App and web page records:
- - -

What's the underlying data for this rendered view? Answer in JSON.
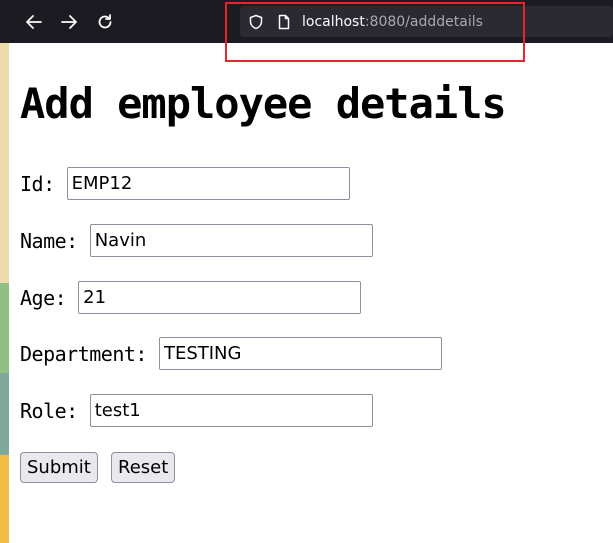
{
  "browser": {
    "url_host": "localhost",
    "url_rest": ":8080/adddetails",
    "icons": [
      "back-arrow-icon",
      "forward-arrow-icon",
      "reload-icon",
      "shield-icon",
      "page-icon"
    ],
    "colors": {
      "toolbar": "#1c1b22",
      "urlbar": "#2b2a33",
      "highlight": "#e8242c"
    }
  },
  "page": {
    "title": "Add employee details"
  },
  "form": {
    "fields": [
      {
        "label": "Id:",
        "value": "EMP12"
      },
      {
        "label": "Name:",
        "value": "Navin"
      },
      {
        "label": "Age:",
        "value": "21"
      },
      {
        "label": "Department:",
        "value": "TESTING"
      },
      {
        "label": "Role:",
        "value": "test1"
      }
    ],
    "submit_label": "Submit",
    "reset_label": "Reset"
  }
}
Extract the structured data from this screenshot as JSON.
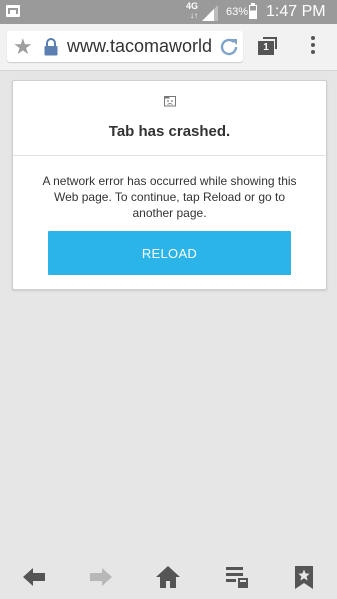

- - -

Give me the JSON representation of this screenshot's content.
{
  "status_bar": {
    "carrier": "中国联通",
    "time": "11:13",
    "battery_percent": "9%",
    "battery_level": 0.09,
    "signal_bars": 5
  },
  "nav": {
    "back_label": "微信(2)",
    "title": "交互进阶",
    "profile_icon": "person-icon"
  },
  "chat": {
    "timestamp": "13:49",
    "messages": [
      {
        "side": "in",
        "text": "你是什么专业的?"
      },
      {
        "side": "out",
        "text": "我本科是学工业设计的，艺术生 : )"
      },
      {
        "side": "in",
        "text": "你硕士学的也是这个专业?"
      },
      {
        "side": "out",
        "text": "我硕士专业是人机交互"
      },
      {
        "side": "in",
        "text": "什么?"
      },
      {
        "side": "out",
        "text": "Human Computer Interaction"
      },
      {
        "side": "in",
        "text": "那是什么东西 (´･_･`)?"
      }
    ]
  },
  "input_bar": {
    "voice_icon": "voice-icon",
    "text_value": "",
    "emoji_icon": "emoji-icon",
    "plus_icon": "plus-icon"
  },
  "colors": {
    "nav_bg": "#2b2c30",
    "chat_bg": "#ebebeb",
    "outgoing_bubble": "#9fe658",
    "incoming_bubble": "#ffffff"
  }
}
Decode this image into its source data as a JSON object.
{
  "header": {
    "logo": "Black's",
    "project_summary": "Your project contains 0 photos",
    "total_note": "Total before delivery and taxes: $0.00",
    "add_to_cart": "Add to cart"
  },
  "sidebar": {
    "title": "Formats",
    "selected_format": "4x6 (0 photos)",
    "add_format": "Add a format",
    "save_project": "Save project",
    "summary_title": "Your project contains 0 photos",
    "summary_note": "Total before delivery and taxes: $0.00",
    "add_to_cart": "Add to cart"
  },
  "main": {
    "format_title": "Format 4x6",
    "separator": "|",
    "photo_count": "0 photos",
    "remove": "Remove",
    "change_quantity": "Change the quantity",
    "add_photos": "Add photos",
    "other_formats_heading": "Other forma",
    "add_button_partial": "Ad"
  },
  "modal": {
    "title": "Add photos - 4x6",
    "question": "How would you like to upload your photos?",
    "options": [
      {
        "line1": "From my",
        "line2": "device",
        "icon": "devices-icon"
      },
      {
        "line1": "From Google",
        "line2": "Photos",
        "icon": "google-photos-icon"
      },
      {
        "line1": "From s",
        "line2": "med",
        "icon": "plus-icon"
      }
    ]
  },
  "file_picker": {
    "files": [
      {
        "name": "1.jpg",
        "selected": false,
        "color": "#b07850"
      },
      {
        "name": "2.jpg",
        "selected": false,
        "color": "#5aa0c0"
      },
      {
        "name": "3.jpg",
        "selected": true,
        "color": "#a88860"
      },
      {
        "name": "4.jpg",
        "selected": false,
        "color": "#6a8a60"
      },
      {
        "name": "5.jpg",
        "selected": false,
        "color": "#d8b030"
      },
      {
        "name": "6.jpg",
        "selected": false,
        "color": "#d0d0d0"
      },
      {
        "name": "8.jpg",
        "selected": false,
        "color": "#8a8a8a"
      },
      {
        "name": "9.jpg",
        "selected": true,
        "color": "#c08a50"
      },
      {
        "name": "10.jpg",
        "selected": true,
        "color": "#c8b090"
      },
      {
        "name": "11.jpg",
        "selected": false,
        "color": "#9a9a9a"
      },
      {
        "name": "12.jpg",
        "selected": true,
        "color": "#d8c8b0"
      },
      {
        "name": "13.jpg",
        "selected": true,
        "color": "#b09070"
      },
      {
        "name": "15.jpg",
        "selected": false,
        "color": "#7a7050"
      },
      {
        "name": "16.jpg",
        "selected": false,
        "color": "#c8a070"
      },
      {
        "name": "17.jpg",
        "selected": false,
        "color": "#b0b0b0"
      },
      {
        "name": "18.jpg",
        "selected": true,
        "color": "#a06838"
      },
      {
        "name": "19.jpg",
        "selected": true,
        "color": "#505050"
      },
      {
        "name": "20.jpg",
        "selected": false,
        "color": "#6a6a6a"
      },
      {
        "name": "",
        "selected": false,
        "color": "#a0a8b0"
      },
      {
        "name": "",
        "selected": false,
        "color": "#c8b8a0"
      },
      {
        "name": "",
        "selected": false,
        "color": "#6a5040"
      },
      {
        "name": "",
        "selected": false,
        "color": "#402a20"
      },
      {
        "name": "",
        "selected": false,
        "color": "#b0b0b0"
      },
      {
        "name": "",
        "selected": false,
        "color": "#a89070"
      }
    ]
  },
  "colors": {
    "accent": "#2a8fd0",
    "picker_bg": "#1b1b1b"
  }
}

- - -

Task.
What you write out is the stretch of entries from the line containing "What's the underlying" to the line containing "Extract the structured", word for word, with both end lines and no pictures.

Answer space.
What's the underlying data for this rendered view? Answer in JSON.
{
  "browser": {
    "url_host": "localhost",
    "url_rest": ":8080/adddetails",
    "icons": [
      "back-arrow-icon",
      "forward-arrow-icon",
      "reload-icon",
      "shield-icon",
      "page-icon"
    ],
    "colors": {
      "toolbar": "#1c1b22",
      "urlbar": "#2b2a33",
      "highlight": "#e8242c"
    }
  },
  "page": {
    "title": "Add employee details"
  },
  "form": {
    "fields": [
      {
        "label": "Id:",
        "value": "EMP12"
      },
      {
        "label": "Name:",
        "value": "Navin"
      },
      {
        "label": "Age:",
        "value": "21"
      },
      {
        "label": "Department:",
        "value": "TESTING"
      },
      {
        "label": "Role:",
        "value": "test1"
      }
    ],
    "submit_label": "Submit",
    "reset_label": "Reset"
  }
}
Extract the structured data from this screenshot as JSON.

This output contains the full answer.